--- Information supplied Enclosed Below ---
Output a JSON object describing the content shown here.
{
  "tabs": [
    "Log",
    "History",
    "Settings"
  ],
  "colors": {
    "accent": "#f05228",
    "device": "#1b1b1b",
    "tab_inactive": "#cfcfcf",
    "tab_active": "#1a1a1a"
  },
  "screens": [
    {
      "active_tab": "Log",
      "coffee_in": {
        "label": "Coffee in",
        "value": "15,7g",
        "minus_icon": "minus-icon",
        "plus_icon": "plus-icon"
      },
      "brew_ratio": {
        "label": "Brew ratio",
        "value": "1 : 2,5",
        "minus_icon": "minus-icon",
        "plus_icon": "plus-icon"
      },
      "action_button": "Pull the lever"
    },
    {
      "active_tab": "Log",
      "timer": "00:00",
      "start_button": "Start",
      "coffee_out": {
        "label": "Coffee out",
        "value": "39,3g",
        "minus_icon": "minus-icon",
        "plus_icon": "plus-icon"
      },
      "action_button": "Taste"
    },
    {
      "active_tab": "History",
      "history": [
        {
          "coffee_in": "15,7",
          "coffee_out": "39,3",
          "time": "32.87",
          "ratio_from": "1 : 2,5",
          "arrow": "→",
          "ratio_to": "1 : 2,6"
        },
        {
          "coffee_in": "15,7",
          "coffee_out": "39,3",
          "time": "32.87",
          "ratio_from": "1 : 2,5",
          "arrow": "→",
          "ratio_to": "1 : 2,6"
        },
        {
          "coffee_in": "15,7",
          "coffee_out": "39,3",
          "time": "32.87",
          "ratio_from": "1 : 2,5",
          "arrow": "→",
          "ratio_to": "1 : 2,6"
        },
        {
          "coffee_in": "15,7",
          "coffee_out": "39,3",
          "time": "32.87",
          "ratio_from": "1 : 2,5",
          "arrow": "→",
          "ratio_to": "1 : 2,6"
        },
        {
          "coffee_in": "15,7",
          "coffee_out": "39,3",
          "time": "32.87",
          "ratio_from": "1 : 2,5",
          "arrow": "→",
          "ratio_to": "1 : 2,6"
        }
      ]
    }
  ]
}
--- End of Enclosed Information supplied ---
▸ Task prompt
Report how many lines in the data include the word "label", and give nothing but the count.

▸ Solution below
3